* **Task brief**
The data must be returned in full and exactly as given.

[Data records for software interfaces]

%%

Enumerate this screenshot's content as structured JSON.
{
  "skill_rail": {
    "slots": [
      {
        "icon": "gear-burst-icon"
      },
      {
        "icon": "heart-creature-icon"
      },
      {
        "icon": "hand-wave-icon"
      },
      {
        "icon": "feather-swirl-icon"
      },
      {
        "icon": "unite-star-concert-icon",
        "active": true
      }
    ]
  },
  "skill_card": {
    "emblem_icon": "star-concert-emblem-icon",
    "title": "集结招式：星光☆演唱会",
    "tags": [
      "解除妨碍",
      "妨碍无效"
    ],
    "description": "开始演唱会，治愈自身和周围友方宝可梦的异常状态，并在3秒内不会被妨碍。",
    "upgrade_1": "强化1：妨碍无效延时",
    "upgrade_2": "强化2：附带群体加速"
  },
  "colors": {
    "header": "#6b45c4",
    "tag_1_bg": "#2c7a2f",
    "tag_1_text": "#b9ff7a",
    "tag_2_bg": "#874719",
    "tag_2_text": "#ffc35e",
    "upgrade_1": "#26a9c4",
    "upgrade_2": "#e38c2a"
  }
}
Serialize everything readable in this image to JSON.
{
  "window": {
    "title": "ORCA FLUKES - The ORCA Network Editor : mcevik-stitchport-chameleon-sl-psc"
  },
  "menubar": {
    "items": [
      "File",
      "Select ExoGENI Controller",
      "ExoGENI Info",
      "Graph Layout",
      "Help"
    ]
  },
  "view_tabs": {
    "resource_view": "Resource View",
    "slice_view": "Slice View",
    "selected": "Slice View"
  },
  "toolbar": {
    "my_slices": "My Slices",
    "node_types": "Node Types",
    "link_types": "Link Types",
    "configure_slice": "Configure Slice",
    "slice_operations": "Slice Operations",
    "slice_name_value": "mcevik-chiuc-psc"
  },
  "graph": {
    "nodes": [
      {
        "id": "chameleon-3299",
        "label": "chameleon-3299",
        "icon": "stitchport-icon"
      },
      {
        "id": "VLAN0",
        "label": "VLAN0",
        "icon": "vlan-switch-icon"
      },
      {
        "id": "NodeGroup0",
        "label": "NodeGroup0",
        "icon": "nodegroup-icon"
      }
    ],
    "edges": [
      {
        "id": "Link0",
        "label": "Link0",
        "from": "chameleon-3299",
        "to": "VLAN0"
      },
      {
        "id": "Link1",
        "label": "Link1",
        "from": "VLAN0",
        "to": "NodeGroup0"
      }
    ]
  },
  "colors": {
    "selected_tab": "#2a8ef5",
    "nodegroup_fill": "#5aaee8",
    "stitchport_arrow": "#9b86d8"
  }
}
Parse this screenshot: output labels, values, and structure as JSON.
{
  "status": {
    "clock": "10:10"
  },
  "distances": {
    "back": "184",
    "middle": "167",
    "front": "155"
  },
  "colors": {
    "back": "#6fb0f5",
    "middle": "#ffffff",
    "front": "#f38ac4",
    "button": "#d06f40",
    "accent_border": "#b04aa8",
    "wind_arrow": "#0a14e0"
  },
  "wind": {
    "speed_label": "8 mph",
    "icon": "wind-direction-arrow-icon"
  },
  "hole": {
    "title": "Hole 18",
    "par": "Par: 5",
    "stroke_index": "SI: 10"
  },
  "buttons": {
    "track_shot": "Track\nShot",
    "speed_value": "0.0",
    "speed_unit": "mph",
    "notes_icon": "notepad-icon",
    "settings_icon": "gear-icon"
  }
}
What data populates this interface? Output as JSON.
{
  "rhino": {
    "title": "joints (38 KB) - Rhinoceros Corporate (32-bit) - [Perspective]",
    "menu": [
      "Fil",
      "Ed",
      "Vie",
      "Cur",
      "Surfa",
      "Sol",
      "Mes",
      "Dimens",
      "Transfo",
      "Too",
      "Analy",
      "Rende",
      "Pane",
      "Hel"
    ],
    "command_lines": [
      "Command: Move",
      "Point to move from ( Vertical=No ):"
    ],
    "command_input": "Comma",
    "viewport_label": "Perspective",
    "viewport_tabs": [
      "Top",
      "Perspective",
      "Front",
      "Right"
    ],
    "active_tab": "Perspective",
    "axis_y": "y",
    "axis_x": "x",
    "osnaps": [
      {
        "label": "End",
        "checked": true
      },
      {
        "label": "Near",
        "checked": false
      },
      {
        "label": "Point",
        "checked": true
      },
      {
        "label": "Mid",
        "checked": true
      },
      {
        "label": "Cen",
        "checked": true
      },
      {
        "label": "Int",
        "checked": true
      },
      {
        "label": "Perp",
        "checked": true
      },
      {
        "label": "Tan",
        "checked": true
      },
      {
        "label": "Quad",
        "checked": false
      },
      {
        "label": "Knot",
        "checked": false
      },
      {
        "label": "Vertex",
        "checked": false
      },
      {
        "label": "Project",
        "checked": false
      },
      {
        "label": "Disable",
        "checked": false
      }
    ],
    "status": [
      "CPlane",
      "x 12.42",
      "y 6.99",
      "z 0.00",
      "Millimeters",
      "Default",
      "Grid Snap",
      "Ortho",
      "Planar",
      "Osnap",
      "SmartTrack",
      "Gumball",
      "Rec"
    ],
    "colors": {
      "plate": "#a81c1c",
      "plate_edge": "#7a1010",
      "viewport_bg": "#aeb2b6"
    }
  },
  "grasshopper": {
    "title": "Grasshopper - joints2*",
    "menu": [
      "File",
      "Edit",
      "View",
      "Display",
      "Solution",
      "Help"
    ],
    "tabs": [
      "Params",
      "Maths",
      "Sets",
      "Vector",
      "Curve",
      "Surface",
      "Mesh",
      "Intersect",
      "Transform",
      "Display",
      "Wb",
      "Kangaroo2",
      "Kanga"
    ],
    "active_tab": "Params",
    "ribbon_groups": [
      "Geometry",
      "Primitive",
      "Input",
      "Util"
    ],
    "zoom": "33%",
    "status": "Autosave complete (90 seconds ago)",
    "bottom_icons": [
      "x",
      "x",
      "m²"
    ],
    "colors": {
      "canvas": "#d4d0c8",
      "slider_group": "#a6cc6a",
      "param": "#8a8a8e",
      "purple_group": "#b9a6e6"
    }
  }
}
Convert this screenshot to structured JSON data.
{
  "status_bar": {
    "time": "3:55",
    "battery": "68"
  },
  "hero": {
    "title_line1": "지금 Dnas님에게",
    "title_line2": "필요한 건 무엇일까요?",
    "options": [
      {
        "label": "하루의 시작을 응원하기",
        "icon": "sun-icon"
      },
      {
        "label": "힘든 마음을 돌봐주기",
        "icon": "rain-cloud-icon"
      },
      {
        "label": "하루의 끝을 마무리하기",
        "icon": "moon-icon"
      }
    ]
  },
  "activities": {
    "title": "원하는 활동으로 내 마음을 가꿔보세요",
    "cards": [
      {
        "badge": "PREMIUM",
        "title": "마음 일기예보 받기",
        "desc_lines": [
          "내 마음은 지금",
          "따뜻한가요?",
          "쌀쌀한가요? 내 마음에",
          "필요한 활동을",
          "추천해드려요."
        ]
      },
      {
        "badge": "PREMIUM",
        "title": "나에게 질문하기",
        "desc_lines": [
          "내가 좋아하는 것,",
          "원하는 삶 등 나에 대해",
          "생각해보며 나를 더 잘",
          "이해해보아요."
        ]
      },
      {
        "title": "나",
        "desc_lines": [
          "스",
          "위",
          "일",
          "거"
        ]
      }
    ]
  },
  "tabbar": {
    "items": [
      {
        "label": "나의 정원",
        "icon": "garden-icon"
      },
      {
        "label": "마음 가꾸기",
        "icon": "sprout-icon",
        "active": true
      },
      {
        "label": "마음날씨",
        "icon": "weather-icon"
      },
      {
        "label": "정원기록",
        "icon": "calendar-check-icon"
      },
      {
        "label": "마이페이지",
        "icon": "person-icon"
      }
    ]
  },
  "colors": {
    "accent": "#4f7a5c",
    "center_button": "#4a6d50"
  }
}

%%

* **Exercise result**
Enumerate this screenshot's content as structured JSON.
{
  "skill_rail": {
    "slots": [
      {
        "icon": "gear-burst-icon"
      },
      {
        "icon": "heart-creature-icon"
      },
      {
        "icon": "hand-wave-icon"
      },
      {
        "icon": "feather-swirl-icon"
      },
      {
        "icon": "unite-star-concert-icon",
        "active": true
      }
    ]
  },
  "skill_card": {
    "emblem_icon": "star-concert-emblem-icon",
    "title": "集结招式：星光☆演唱会",
    "tags": [
      "解除妨碍",
      "妨碍无效"
    ],
    "description": "开始演唱会，治愈自身和周围友方宝可梦的异常状态，并在3秒内不会被妨碍。",
    "upgrade_1": "强化1：妨碍无效延时",
    "upgrade_2": "强化2：附带群体加速"
  },
  "colors": {
    "header": "#6b45c4",
    "tag_1_bg": "#2c7a2f",
    "tag_1_text": "#b9ff7a",
    "tag_2_bg": "#874719",
    "tag_2_text": "#ffc35e",
    "upgrade_1": "#26a9c4",
    "upgrade_2": "#e38c2a"
  }
}
Serialize everything readable in this image to JSON.
{
  "window": {
    "title": "ORCA FLUKES - The ORCA Network Editor : mcevik-stitchport-chameleon-sl-psc"
  },
  "menubar": {
    "items": [
      "File",
      "Select ExoGENI Controller",
      "ExoGENI Info",
      "Graph Layout",
      "Help"
    ]
  },
  "view_tabs": {
    "resource_view": "Resource View",
    "slice_view": "Slice View",
    "selected": "Slice View"
  },
  "toolbar": {
    "my_slices": "My Slices",
    "node_types": "Node Types",
    "link_types": "Link Types",
    "configure_slice": "Configure Slice",
    "slice_operations": "Slice Operations",
    "slice_name_value": "mcevik-chiuc-psc"
  },
  "graph": {
    "nodes": [
      {
        "id": "chameleon-3299",
        "label": "chameleon-3299",
        "icon": "stitchport-icon"
      },
      {
        "id": "VLAN0",
        "label": "VLAN0",
        "icon": "vlan-switch-icon"
      },
      {
        "id": "NodeGroup0",
        "label": "NodeGroup0",
        "icon": "nodegroup-icon"
      }
    ],
    "edges": [
      {
        "id": "Link0",
        "label": "Link0",
        "from": "chameleon-3299",
        "to": "VLAN0"
      },
      {
        "id": "Link1",
        "label": "Link1",
        "from": "VLAN0",
        "to": "NodeGroup0"
      }
    ]
  },
  "colors": {
    "selected_tab": "#2a8ef5",
    "nodegroup_fill": "#5aaee8",
    "stitchport_arrow": "#9b86d8"
  }
}
Parse this screenshot: output labels, values, and structure as JSON.
{
  "status": {
    "clock": "10:10"
  },
  "distances": {
    "back": "184",
    "middle": "167",
    "front": "155"
  },
  "colors": {
    "back": "#6fb0f5",
    "middle": "#ffffff",
    "front": "#f38ac4",
    "button": "#d06f40",
    "accent_border": "#b04aa8",
    "wind_arrow": "#0a14e0"
  },
  "wind": {
    "speed_label": "8 mph",
    "icon": "wind-direction-arrow-icon"
  },
  "hole": {
    "title": "Hole 18",
    "par": "Par: 5",
    "stroke_index": "SI: 10"
  },
  "buttons": {
    "track_shot": "Track\nShot",
    "speed_value": "0.0",
    "speed_unit": "mph",
    "notes_icon": "notepad-icon",
    "settings_icon": "gear-icon"
  }
}
What data populates this interface? Output as JSON.
{
  "rhino": {
    "title": "joints (38 KB) - Rhinoceros Corporate (32-bit) - [Perspective]",
    "menu": [
      "Fil",
      "Ed",
      "Vie",
      "Cur",
      "Surfa",
      "Sol",
      "Mes",
      "Dimens",
      "Transfo",
      "Too",
      "Analy",
      "Rende",
      "Pane",
      "Hel"
    ],
    "command_lines": [
      "Command: Move",
      "Point to move from ( Vertical=No ):"
    ],
    "command_input": "Comma",
    "viewport_label": "Perspective",
    "viewport_tabs": [
      "Top",
      "Perspective",
      "Front",
      "Right"
    ],
    "active_tab": "Perspective",
    "axis_y": "y",
    "axis_x": "x",
    "osnaps": [
      {
        "label": "End",
        "checked": true
      },
      {
        "label": "Near",
        "checked": false
      },
      {
        "label": "Point",
        "checked": true
      },
      {
        "label": "Mid",
        "checked": true
      },
      {
        "label": "Cen",
        "checked": true
      },
      {
        "label": "Int",
        "checked": true
      },
      {
        "label": "Perp",
        "checked": true
      },
      {
        "label": "Tan",
        "checked": true
      },
      {
        "label": "Quad",
        "checked": false
      },
      {
        "label": "Knot",
        "checked": false
      },
      {
        "label": "Vertex",
        "checked": false
      },
      {
        "label": "Project",
        "checked": false
      },
      {
        "label": "Disable",
        "checked": false
      }
    ],
    "status": [
      "CPlane",
      "x 12.42",
      "y 6.99",
      "z 0.00",
      "Millimeters",
      "Default",
      "Grid Snap",
      "Ortho",
      "Planar",
      "Osnap",
      "SmartTrack",
      "Gumball",
      "Rec"
    ],
    "colors": {
      "plate": "#a81c1c",
      "plate_edge": "#7a1010",
      "viewport_bg": "#aeb2b6"
    }
  },
  "grasshopper": {
    "title": "Grasshopper - joints2*",
    "menu": [
      "File",
      "Edit",
      "View",
      "Display",
      "Solution",
      "Help"
    ],
    "tabs": [
      "Params",
      "Maths",
      "Sets",
      "Vector",
      "Curve",
      "Surface",
      "Mesh",
      "Intersect",
      "Transform",
      "Display",
      "Wb",
      "Kangaroo2",
      "Kanga"
    ],
    "active_tab": "Params",
    "ribbon_groups": [
      "Geometry",
      "Primitive",
      "Input",
      "Util"
    ],
    "zoom": "33%",
    "status": "Autosave complete (90 seconds ago)",
    "bottom_icons": [
      "x",
      "x",
      "m²"
    ],
    "colors": {
      "canvas": "#d4d0c8",
      "slider_group": "#a6cc6a",
      "param": "#8a8a8e",
      "purple_group": "#b9a6e6"
    }
  }
}
Convert this screenshot to structured JSON data.
{
  "status_bar": {
    "time": "3:55",
    "battery": "68"
  },
  "hero": {
    "title_line1": "지금 Dnas님에게",
    "title_line2": "필요한 건 무엇일까요?",
    "options": [
      {
        "label": "하루의 시작을 응원하기",
        "icon": "sun-icon"
      },
      {
        "label": "힘든 마음을 돌봐주기",
        "icon": "rain-cloud-icon"
      },
      {
        "label": "하루의 끝을 마무리하기",
        "icon": "moon-icon"
      }
    ]
  },
  "activities": {
    "title": "원하는 활동으로 내 마음을 가꿔보세요",
    "cards": [
      {
        "badge": "PREMIUM",
        "title": "마음 일기예보 받기",
        "desc_lines": [
          "내 마음은 지금",
          "따뜻한가요?",
          "쌀쌀한가요? 내 마음에",
          "필요한 활동을",
          "추천해드려요."
        ]
      },
      {
        "badge": "PREMIUM",
        "title": "나에게 질문하기",
        "desc_lines": [
          "내가 좋아하는 것,",
          "원하는 삶 등 나에 대해",
          "생각해보며 나를 더 잘",
          "이해해보아요."
        ]
      },
      {
        "title": "나",
        "desc_lines": [
          "스",
          "위",
          "일",
          "거"
        ]
      }
    ]
  },
  "tabbar": {
    "items": [
      {
        "label": "나의 정원",
        "icon": "garden-icon"
      },
      {
        "label": "마음 가꾸기",
        "icon": "sprout-icon",
        "active": true
      },
      {
        "label": "마음날씨",
        "icon": "weather-icon"
      },
      {
        "label": "정원기록",
        "icon": "calendar-check-icon"
      },
      {
        "label": "마이페이지",
        "icon": "person-icon"
      }
    ]
  },
  "colors": {
    "accent": "#4f7a5c",
    "center_button": "#4a6d50"
  }
}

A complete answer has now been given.